1950s England has traditionally been regarded as a bleak period for feminism. In the aftermath of the Second World War, a new emphasis was placed on the nuclear family as a foundation of the new British Welfare State. Although during the war most women worked outside the home and participated in the war effort, after its end they were encouraged to assume roles of wives and mothers, as the government aimed to “re-establish domesticity as women’s primary occupation (see Ward 2004: 50, Pugh 1990: 158).
In 1951, the proportion of adult women who were (or had been) married was 75%; more specifically, 84.8 % of women between the ages of 45 and 49 were married (Lewis 1984: 3). At that time: “marriage was more popular than ever before” (Bruely 131). In 1953, a popular book of advice for women states: “A happy marriage may be seen, not as a holy state or something to which a few may luckily attain, but rather as the best course, the simplest, and the easiest way of life for us all” (Whitman 67).
While at the end of the war, childcare facilities were closed and assistance for working women became limited, the social reforms implemented by the new Welfare State included family allowances meant to subsidize families, i.e., to support women in the “capacity as wife and mother” (Pugh 1990: 158). Sue Bruely argues that “the progressive vision of the New Britain of 1945 was flawed by a fundamentally conservative view of women” (118).
The encouragement to marry and stay home was reinforced by popular media: films, radio and popular women magazines. In the 1950’s, women’s magazines had considerable influence on forming opinion in all walks of life, including the attitude to women’s employment. Cynthia White maintains that their attitude to this issue was “regressive,” and that they used their great influence “positively to discourage women from trying to combine work and marriage” (135). Martin Pugh regards women’s magazines as prescriptive literature, and claims they “threw themselves back into the task of discouraging women from seeking careers” (1990: 162). Through fiction and real life stories, women’s magazines promoted the ideal of women’s domesticity and dependence, encouraging the return of the female labor force to the kitchen and the nursery (Ferguson 1983: 21). Similarly, women’s programs on the radio and on the recently introduced television were just as dogmatic, and served to reinforce the image of the woman as a successful housewife.

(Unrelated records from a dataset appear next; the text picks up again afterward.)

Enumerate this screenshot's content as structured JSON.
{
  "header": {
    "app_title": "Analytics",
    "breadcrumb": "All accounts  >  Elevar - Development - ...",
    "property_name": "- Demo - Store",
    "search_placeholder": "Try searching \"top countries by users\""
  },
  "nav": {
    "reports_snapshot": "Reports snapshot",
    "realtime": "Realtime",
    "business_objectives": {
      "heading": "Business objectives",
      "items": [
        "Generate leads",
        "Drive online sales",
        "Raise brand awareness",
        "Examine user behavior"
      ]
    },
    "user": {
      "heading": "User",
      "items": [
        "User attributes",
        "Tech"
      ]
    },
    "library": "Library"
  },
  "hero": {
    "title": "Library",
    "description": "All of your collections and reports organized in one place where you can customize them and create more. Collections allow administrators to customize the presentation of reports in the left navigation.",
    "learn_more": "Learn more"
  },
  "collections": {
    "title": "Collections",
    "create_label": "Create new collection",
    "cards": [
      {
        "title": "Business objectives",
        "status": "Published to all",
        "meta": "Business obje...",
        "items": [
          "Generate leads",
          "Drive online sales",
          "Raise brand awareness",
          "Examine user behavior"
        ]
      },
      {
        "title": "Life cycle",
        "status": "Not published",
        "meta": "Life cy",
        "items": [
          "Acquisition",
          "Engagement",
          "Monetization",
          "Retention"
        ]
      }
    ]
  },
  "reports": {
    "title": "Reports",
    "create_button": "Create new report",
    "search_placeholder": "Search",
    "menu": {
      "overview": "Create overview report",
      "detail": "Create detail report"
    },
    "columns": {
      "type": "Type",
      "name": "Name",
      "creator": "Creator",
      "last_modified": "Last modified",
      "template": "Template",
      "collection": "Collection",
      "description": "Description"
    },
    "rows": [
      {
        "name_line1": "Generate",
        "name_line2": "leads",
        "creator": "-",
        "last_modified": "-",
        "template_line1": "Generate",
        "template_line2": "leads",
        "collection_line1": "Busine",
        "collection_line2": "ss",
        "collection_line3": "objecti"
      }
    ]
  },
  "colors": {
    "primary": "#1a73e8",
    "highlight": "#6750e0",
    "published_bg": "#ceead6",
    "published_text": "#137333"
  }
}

In spite of this, 1950’s Britain saw several strides towards the parity of women, such as equal pay for teachers (1952) and for men and women in the Civil service (1954). Thanks to activists like Edith Summerskill, who fought for women’s causes both in parliament and in the traditional non-party pressure groups throughout the 1950s (See Pugh 284). Barbara Caine argues: “Ironically here, as with the vote, success was sometimes the worst enemy of organized feminism, as the achievement of each goal brought to an end the campaign which had been organized around it, leaving nothing in its place” (1997: 223).
Feminist writers of that period, such as Alva Myrdal and Viola Klein, started to allow for the possibility that women should be able to combine home with outside employment. 1950s’ form of feminism is often derogatorily termed “welfare feminism” (see Banks 1981:176). Indeed, many activists went to great length to stress that their position was that of ‘reasonable modern feminism,’ which accepted sexual diversity, and sought to establish what women’s social contribution was rather than emphasizing equality or the similarity of the sexes. Feminism in 1950s England was strongly connected to social responsibility and involved the well-being of society as a whole. This often came at the cost of the liberation and personal fulfillment of self declared feminists. Even those women who regarded themselves as feminists strongly endorsed prevailing ideas about the primacy of children’s needs, as advocated, for example, by John Bowlby the head of the Children's Department at the Tavistock Clinic, who published extensively throughout the 1950s and by Donald Winnicott who promoted through radio broadcasts and in the press the idea of the home as a private emotional world in which mother and child are bound to each other and in which the mother has control and finds freedom to fulfill herself (see Finch and Summerfield 11).